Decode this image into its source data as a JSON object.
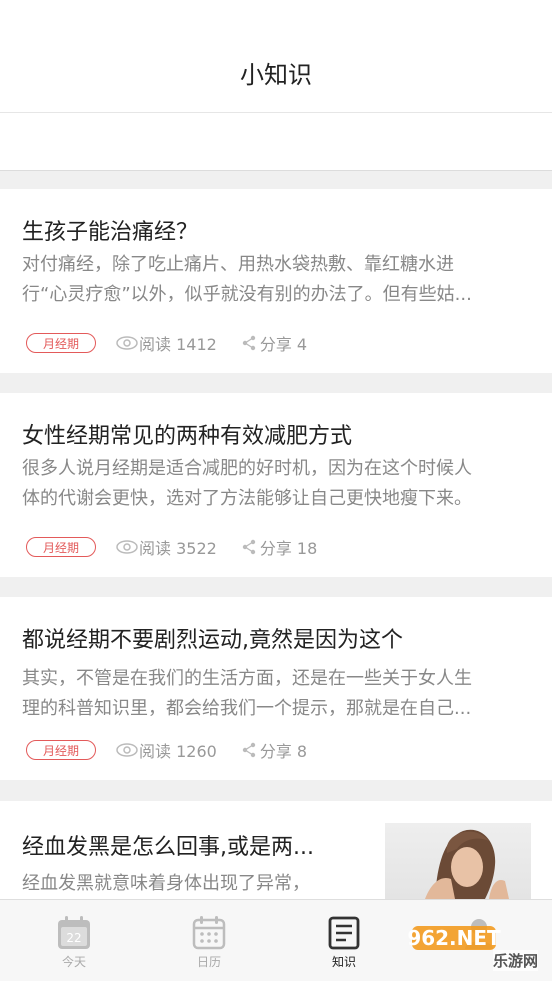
{
  "header": {
    "title": "小知识"
  },
  "articles": [
    {
      "title": "生孩子能治痛经？",
      "summary_line1": "对付痛经，除了吃止痛片、用热水袋热敷、靠红糖水进",
      "summary_line2": "行“心灵疗愈”以外，似乎就没有别的办法了。但有些姑...",
      "tag": "月经期",
      "reads": "阅读 1412",
      "shares": "分享 4"
    },
    {
      "title": "女性经期常见的两种有效减肥方式",
      "summary_line1": "很多人说月经期是适合减肥的好时机，因为在这个时候人",
      "summary_line2": "体的代谢会更快，选对了方法能够让自己更快地瘦下来。",
      "tag": "月经期",
      "reads": "阅读 3522",
      "shares": "分享 18"
    },
    {
      "title": "都说经期不要剧烈运动,竟然是因为这个",
      "summary_line1": "其实，不管是在我们的生活方面，还是在一些关于女人生",
      "summary_line2": "理的科普知识里，都会给我们一个提示，那就是在自己...",
      "tag": "月经期",
      "reads": "阅读 1260",
      "shares": "分享 8"
    },
    {
      "title": "经血发黑是怎么回事,或是两...",
      "summary_line1": "经血发黑就意味着身体出现了异常，"
    }
  ],
  "tabbar": {
    "tabs": [
      {
        "label": "今天",
        "icon": "calendar-today-icon",
        "badge": "22"
      },
      {
        "label": "日历",
        "icon": "calendar-grid-icon"
      },
      {
        "label": "知识",
        "icon": "article-icon",
        "active": true
      },
      {
        "label": "",
        "icon": "user-icon"
      }
    ]
  },
  "watermark": {
    "text": "乐游网",
    "logo": "962.NET"
  },
  "colors": {
    "tag": "#e35a5a",
    "title": "#222222",
    "summary": "#888888",
    "meta": "#999999"
  }
}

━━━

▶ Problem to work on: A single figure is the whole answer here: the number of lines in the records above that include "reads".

▶ Final answer: 3